Water: The Ideal Medium for Training, Recovery and Rehabilitation



One of the most devastating drawbacks to being injured is your inability to continue your physical training.  As coaches, we see this all of the time. When an athlete gets side- lined from injury they are now at risk of losing their ability to perform at their best and sacrifice hard earned qualities of fitness.

One of the many benefits of using water as a medium to train is that you can continue to develop your athletes without their injuries limiting them. Injured athletes will receive all the therapeutic and rehabilitative qualities from being in the water, not only addressing the injury, but also maintaining   their level of fitness.( In many cases,  athletes will improve their fitness level.)

When immersed in deep water, you have the freedom to move in a supportive environment.  Hydrostatic pressure is pushing against your body from all angles. This is the equivalent to exercising in a pliable cast.  Even an injured athlete will never pay for their mistakes training in the water.  Deep water exercise creates traction and joint space. Gravity is pulling you downward while buoyancy is pushing upward. This creates space in all the joints as well as puts your spine in traction. The viscosity of water creates resistance in all vectors, a necessity for developing strength and flexibility. Combine all of these elements with increased circulation, and you have the ideal medium for training, recovery and rehabilitation. The beauty is - they can be addressed at the same time!
                                                            

Here is one of my athletes working out in the pool 24 hours after his cast was removed from his foot. He plays varsity soccer and sprained his ankle playing in a tough game two weeks ago. After an hour in the pool, he immediately noticed the reduced swelling and stiffness in his foot.  He was also happy to work hard in a pain- free environment and not feel like he was losing his fitness level. 

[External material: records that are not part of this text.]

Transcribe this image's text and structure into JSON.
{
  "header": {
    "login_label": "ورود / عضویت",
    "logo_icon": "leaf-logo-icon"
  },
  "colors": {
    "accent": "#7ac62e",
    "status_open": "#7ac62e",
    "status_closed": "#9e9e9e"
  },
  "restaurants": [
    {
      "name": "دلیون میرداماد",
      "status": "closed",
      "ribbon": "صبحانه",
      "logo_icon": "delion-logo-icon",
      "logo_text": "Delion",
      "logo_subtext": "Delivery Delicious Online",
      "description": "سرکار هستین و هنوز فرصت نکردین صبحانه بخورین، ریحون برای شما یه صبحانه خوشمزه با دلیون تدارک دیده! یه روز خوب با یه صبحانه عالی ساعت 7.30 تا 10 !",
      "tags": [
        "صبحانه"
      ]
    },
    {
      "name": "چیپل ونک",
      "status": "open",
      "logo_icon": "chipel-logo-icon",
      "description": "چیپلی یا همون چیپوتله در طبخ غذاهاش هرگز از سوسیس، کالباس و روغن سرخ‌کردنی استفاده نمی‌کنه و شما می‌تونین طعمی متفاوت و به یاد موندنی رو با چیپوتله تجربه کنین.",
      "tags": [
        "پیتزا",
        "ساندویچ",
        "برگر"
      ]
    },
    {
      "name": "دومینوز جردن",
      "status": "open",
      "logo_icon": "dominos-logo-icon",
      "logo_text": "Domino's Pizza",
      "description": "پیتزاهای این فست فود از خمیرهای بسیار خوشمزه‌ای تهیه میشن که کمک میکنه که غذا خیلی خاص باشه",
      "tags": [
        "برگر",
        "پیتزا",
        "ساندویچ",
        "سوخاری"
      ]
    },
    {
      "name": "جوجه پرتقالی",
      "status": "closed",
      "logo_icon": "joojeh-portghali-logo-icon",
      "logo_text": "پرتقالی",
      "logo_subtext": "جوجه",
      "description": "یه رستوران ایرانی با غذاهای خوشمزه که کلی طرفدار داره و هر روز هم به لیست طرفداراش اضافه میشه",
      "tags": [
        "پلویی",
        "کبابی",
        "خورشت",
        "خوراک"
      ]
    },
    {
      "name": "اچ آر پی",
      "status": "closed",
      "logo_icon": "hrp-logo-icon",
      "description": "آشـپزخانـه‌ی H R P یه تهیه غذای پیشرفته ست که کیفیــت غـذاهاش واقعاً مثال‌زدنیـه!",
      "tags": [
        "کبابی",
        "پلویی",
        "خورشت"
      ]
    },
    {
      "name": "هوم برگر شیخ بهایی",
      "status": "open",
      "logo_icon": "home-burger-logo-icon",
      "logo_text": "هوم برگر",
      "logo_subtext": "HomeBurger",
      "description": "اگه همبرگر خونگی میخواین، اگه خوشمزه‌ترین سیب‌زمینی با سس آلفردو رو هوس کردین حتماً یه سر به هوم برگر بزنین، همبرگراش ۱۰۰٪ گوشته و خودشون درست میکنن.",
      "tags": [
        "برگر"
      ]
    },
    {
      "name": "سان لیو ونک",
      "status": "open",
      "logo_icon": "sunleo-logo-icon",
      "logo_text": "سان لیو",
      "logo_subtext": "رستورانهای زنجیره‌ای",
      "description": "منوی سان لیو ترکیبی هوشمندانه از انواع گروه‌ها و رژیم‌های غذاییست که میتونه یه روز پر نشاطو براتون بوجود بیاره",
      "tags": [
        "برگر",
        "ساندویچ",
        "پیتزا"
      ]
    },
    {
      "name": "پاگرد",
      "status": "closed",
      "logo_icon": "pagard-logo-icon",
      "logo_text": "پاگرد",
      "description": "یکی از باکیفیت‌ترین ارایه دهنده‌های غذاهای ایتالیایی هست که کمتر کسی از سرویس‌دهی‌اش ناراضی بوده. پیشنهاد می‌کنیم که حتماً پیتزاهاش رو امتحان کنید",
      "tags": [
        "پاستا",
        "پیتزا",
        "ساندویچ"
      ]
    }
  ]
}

Our goal was to open his hips and promote circulation. We also wanted to relax the muscles in his whole body and release them from protecting the injury.








                                                          

Here is one of my college athletes - he is a Division 1 baseball player. When he came to me, he was still recovering from a bad break in his foot.  Even months after his cast was removed, he could not train effectively because his foot was still swollen and painful.  He worked hard with me all last summer in the pool and was fully ready for his fall training .  He also had a successful baseball season this past spring.